First of all, let’s acknowledge the elephant in the room; the word “Audit.” There are undoubtedly negative connotation attached to the word. Indeed, it will no doubt conjure up feelings of dread and resentment in anyone who has ever had the misfortune of being under the microscope in a financial inspection, where every minor figure is put under scrutiny. In a retail situation, however, the point of an audit is not to catch anyone out, but simply to carry out an inspection on how the business is running and figure out how it can be run more effectively.
Retail Audits are generally carried out by a third party agency who specialise in helping businesses maximise their sales, though in-house audits do also occur on occasion. It’s all about assessing the areas in which your retail outlet (or outlets) could improve and as such, it’s a truly invaluable service. A retail auditor will use their own bespoke methodologies to collect in-store data covertly and without upsetting the customers or employees.
What do they Measure?
As part of an in depth retail audit, numerous facets of the general retail experience will be measured, often without the knowledge of the store staff.
- The layout of the store and the location of promotional displays and signs might not seem particularly important, but there is often a genuine correlation between where products are stocked and in what quantity they are bought.
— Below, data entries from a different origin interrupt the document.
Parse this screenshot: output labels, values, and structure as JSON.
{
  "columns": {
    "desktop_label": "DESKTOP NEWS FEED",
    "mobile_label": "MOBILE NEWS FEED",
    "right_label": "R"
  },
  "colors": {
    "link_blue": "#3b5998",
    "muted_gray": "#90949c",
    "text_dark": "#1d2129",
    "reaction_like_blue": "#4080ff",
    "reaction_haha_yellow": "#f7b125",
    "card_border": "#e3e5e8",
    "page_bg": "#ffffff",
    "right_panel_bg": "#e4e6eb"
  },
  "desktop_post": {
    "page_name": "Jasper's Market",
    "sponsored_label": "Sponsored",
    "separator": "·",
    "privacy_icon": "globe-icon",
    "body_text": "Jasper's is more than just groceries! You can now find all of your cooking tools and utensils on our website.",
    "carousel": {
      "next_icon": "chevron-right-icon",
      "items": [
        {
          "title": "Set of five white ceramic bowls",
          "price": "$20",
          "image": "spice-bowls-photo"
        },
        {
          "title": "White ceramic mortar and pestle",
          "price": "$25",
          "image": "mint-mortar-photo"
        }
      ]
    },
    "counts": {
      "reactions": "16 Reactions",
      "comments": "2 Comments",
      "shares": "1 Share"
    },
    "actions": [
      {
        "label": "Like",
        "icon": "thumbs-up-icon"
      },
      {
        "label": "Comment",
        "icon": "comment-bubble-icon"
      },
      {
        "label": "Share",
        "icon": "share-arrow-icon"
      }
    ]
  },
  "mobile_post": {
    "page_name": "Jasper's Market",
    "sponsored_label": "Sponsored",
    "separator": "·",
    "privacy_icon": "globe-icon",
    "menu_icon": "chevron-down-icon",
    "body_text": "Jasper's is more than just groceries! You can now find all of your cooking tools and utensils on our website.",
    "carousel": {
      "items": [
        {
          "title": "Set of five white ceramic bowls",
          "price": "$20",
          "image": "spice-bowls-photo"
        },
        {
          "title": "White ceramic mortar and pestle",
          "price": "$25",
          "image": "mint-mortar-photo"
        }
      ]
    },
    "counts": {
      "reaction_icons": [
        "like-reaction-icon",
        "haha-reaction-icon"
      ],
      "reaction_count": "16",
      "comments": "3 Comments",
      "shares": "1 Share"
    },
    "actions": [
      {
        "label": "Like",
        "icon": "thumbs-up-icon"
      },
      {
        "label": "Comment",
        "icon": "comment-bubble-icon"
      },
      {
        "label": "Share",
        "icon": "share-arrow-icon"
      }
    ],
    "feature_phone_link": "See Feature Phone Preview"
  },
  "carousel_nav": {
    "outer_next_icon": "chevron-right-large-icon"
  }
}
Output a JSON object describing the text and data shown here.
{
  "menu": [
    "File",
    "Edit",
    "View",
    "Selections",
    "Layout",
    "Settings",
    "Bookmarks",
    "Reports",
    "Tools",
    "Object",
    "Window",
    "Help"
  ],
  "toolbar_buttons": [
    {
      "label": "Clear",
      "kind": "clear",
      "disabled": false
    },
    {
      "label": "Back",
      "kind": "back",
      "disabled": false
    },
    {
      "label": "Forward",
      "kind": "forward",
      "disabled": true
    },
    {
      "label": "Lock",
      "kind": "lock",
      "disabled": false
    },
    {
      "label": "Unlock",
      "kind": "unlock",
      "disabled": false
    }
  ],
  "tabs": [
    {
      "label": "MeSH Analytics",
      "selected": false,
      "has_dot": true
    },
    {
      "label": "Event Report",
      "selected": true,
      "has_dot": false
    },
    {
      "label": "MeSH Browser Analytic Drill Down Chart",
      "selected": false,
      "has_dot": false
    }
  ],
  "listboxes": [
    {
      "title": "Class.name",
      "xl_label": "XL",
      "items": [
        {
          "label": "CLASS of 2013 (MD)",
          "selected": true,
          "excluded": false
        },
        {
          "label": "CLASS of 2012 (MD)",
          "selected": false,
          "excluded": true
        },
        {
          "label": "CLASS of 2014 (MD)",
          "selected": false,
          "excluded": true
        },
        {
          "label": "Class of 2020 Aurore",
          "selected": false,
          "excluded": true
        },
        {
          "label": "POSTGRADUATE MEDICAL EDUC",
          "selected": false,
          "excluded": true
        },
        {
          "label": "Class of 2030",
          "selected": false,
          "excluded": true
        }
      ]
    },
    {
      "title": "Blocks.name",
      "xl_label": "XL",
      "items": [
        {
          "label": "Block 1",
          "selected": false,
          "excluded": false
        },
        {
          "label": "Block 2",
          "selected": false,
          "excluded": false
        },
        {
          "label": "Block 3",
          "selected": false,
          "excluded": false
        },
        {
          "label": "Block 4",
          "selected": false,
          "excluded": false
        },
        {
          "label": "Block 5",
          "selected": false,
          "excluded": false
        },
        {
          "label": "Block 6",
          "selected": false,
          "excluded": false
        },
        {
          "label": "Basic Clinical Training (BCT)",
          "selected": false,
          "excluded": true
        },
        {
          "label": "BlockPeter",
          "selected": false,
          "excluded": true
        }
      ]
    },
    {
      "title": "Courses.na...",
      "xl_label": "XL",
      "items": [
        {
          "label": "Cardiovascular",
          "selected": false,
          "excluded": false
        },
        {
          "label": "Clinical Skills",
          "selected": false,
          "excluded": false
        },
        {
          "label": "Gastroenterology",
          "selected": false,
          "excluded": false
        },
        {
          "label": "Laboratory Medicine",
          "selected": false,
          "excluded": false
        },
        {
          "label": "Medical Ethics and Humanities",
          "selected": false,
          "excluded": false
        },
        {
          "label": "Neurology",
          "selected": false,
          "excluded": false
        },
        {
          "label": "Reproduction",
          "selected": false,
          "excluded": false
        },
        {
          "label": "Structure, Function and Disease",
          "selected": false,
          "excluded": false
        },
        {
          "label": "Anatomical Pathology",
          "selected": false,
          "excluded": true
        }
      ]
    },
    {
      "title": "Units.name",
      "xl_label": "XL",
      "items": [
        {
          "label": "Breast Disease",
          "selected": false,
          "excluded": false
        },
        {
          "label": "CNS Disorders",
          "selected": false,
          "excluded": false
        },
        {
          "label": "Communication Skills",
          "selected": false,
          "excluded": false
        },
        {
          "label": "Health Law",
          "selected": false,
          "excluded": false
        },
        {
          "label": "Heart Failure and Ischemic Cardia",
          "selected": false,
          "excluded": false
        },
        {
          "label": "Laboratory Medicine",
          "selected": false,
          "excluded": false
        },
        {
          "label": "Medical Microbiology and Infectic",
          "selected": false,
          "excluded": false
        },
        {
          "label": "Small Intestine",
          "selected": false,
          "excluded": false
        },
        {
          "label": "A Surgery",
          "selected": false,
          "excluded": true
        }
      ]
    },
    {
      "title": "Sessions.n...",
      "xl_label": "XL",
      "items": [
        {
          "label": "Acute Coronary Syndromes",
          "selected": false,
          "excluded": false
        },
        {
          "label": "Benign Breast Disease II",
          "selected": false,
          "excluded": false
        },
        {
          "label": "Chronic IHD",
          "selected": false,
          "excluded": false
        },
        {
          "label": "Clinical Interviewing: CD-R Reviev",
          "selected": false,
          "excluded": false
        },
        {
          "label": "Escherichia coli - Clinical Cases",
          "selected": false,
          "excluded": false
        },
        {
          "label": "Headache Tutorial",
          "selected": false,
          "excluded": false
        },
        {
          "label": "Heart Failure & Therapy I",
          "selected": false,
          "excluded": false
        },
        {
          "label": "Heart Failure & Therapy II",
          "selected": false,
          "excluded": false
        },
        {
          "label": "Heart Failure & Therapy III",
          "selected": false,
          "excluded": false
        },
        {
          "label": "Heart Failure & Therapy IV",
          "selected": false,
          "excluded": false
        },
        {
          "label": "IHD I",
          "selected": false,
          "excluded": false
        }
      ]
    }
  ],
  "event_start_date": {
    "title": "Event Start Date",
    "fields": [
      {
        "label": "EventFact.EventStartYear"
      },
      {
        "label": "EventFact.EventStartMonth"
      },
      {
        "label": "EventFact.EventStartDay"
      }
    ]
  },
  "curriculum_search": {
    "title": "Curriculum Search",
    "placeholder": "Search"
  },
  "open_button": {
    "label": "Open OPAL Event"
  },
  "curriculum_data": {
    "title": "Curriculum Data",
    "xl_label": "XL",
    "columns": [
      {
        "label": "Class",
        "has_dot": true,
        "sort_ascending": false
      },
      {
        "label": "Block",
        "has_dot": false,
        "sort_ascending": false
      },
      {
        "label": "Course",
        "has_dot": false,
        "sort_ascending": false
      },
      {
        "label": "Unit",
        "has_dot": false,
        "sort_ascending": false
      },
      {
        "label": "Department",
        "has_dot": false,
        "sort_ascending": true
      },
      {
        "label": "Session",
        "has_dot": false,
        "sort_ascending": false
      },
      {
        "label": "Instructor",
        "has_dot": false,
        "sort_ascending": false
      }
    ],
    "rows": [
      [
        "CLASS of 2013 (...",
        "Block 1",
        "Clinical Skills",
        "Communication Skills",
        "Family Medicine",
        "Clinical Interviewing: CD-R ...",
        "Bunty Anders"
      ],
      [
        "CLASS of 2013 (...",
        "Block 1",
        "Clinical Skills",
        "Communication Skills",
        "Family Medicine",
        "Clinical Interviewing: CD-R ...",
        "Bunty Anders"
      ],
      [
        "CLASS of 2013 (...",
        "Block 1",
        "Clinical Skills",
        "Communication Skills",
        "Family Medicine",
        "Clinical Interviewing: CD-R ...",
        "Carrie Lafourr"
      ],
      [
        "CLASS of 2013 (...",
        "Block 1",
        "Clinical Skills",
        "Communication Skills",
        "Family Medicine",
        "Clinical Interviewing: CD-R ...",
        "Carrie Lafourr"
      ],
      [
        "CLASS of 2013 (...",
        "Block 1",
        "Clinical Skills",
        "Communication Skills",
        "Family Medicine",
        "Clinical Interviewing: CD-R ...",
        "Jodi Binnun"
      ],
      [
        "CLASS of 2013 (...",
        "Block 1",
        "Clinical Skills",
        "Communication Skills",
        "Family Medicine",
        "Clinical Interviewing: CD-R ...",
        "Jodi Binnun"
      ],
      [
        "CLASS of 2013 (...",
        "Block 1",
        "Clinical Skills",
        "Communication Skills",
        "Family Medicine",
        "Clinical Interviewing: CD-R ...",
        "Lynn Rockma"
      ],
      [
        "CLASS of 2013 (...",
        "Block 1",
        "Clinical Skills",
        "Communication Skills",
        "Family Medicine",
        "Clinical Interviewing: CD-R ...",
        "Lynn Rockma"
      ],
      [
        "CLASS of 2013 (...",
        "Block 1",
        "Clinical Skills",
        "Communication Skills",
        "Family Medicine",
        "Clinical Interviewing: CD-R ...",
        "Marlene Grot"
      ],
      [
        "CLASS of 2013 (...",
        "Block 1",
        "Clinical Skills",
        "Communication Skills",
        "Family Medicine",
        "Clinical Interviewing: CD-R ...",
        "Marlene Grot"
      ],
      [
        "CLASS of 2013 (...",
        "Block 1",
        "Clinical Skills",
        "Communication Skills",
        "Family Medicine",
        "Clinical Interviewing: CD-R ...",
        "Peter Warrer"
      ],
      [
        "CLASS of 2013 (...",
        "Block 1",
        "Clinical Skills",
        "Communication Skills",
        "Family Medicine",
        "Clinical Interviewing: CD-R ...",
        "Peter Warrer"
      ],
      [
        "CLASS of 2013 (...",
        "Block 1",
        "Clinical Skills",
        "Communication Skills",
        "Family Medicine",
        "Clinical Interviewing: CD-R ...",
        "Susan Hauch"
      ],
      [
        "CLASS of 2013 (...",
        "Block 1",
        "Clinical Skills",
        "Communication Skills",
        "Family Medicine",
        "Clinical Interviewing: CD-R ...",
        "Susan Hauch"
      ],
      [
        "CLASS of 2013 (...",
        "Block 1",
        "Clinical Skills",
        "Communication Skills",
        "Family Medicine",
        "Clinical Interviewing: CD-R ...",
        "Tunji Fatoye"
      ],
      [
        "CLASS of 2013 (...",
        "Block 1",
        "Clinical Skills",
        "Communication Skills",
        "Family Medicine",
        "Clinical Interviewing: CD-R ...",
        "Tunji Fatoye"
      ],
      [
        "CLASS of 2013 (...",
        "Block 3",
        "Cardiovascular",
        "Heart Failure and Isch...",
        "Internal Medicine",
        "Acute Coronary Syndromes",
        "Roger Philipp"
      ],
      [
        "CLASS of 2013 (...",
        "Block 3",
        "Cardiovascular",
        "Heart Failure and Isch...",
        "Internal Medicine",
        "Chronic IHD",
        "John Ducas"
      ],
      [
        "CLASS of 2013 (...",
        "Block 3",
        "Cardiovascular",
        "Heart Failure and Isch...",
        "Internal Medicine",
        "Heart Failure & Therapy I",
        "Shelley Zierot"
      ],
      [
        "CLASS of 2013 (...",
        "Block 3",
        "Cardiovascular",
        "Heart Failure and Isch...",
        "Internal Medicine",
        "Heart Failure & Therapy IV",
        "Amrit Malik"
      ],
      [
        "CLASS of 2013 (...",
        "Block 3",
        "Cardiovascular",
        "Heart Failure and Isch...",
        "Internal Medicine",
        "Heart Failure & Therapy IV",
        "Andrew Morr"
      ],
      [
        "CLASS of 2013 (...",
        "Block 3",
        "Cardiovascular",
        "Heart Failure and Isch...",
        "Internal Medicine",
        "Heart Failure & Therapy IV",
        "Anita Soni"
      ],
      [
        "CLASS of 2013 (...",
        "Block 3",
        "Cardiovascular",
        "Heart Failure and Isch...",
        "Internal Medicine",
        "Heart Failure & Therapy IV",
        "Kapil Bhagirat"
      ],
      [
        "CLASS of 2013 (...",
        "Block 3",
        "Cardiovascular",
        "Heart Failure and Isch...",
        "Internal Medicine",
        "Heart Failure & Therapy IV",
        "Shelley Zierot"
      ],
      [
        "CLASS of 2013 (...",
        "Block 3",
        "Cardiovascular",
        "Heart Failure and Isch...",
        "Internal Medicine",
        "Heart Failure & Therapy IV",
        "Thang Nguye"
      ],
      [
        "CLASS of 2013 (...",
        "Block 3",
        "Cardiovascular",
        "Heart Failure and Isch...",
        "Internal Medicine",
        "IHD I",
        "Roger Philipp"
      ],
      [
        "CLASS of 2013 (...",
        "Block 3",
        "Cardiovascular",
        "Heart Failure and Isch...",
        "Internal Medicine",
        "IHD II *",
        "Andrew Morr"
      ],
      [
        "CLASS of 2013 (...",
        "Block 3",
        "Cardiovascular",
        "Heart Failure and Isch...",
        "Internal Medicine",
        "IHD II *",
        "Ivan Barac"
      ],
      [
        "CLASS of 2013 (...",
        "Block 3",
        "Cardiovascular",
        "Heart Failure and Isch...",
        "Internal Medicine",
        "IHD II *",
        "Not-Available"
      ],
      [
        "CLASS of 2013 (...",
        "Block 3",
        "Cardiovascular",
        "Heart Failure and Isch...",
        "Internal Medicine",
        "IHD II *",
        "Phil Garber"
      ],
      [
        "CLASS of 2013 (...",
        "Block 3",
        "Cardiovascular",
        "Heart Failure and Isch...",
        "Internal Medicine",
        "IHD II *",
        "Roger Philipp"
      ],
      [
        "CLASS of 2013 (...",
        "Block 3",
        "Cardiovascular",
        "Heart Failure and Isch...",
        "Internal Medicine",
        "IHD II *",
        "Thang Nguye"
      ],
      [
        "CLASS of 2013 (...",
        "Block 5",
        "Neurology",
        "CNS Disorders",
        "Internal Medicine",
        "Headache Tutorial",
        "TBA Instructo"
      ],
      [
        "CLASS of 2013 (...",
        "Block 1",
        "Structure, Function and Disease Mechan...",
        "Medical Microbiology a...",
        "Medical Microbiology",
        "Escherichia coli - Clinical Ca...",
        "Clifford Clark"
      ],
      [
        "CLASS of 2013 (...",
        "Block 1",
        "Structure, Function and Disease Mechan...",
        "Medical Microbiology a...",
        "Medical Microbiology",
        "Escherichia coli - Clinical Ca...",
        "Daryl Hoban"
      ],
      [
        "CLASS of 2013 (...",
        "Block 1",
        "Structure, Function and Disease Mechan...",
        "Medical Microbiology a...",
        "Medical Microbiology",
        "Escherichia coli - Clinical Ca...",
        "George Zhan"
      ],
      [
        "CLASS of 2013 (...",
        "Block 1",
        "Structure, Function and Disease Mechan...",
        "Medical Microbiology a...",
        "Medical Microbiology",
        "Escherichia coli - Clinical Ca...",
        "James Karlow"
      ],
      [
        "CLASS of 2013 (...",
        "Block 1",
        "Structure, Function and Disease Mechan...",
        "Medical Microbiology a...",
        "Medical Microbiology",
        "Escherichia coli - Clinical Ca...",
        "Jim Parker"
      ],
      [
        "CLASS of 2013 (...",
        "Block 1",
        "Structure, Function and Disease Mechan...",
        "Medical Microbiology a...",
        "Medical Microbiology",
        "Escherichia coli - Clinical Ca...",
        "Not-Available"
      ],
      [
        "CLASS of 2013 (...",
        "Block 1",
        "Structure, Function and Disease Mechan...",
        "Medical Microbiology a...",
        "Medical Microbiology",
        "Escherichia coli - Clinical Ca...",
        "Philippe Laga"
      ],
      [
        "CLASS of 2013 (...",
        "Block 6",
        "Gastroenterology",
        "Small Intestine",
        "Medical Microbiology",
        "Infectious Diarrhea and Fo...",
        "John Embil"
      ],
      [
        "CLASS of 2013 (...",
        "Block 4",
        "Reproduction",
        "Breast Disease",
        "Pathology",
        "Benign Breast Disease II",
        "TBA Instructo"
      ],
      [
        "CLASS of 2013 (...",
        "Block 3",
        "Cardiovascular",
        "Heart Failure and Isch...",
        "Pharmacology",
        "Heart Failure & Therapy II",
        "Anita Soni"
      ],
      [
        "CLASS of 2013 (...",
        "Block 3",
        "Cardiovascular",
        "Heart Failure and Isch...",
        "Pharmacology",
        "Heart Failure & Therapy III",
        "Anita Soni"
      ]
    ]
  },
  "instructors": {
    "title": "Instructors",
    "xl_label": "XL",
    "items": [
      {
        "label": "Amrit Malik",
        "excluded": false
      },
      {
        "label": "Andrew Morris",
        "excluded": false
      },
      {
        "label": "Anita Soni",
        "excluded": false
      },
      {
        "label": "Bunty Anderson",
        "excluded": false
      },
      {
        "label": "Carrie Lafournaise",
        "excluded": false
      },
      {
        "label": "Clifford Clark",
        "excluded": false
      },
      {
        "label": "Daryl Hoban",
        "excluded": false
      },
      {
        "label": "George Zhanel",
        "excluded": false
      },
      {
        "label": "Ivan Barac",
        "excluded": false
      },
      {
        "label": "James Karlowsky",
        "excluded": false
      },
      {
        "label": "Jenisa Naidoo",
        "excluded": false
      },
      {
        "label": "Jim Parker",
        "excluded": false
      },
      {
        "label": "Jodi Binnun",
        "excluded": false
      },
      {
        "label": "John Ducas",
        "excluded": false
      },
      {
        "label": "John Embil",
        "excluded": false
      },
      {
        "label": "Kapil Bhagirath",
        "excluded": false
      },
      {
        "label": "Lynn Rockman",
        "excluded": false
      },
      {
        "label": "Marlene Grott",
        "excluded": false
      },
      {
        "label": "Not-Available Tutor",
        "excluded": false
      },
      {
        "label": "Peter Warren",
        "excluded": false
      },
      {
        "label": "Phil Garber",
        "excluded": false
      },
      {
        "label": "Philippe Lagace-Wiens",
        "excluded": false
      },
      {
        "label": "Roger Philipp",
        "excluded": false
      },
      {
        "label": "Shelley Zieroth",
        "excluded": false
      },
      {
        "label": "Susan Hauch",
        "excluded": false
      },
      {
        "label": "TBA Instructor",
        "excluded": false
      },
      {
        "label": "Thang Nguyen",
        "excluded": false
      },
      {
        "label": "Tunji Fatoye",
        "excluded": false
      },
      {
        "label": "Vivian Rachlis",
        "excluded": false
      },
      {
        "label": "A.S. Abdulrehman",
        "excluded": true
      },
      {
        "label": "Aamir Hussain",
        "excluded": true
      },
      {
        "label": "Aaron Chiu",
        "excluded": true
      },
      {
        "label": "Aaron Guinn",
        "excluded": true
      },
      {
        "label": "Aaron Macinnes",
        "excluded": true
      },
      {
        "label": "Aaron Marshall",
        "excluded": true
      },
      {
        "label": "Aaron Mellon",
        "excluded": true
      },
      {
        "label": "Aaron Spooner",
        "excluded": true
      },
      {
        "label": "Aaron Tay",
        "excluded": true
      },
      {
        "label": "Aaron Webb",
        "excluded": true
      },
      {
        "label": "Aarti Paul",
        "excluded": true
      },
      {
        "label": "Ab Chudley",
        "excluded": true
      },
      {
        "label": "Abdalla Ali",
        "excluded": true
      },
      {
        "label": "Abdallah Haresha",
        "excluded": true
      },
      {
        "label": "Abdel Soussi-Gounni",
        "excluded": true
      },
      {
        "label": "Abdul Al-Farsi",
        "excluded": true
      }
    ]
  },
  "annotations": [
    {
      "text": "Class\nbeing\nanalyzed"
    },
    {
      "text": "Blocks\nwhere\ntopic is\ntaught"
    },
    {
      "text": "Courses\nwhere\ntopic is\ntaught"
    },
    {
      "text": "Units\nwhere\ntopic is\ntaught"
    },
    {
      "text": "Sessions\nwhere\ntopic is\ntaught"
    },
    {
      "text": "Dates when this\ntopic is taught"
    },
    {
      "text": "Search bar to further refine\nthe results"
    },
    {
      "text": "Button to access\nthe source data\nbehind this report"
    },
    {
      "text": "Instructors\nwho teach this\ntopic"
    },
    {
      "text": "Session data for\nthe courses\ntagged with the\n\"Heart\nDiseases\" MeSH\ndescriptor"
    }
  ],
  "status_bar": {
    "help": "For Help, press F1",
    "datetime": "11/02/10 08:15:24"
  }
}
For example, just putting the product at the front of the store doesn’t necessarily guarantee it’ll be bought. An audit will be able to measure the effectiveness of your current layout and reorganise accordingly, so that the displays engineered towards certain markets that drive sales, are in locations that make the most commercial sense.
- Corporate branding is all about consistency, making people feel as if they could be in a store in Manchester or Mumbai, but will still be getting the same (or at least a directly comparable) experience. An audit will make sure that all retail stores comply with corporate branding policies as well as signage guidelines. There’s also the factor of brand standards to take into consideration. Certain brands demand a certain level of quality and in some cases, a certain level of promotional space depending on deals that might be in place between the retailer and each individual brand.
- Stock levels are another facet that will be measured and improved by an audit. This includes the systems that let the store know when a product is out of stock and whether or not the stock levels of certain items are appropriate regarding how popular (or unpopular) they are. An audit will also make a note of any sales that are lost due to a stock shortage.
- Pricing is a tricky one, as it could be set by the individual brands, but when it comes to items that your business can control the retail price of, a retail audit will measure how effective certain products are at certain price points. If they feel a product is over-performing, they will probably increase the retail price, whereas the opposite will be true if it’s not selling particularly well.
- Competitive pricing is another important facet that will be measured by a retail auditor, who will use competitive price tracking to determine where you fit within local and national competing businesses.
- Brand and product recommendation is something that many auditing services offer. This is especially useful if they work often in your specific industry, as they will be able to recommend products and/or brands that are selling well elsewhere.
- Behind the scenes measures might also be taken if there are staff members or ongoing practices that don’t appear to be working effectively or making commercial sense. This is often a final measure though.
What do they use?
When a Field Marketing Company takes out a retail audit they’ll typically use a PDA or tablet, which can communicate directly with the higher-ups at the company and keep them up to speed with live reports as they happen. They will also use these devices to capture photographic evidence and signatures, which will be stored online and shared with the client. This means that issues can be dealt with in real-time as an audit is happening, and that any issues in the supply chain can be highlighted and corrected.
After the Audit
After the audit you will be provided with a complete report of everything they auditors have learned. This will be followed by a list of changes that they feel should be implemented to make your business run more effectively and maximise your sales. Of course, if this is an audit taken out by a third party agency, you don’t technically have to follow every piece of advice. But these guys know what they’re doing, so you would be wise to listen and learn. It could be the difference between success and failure!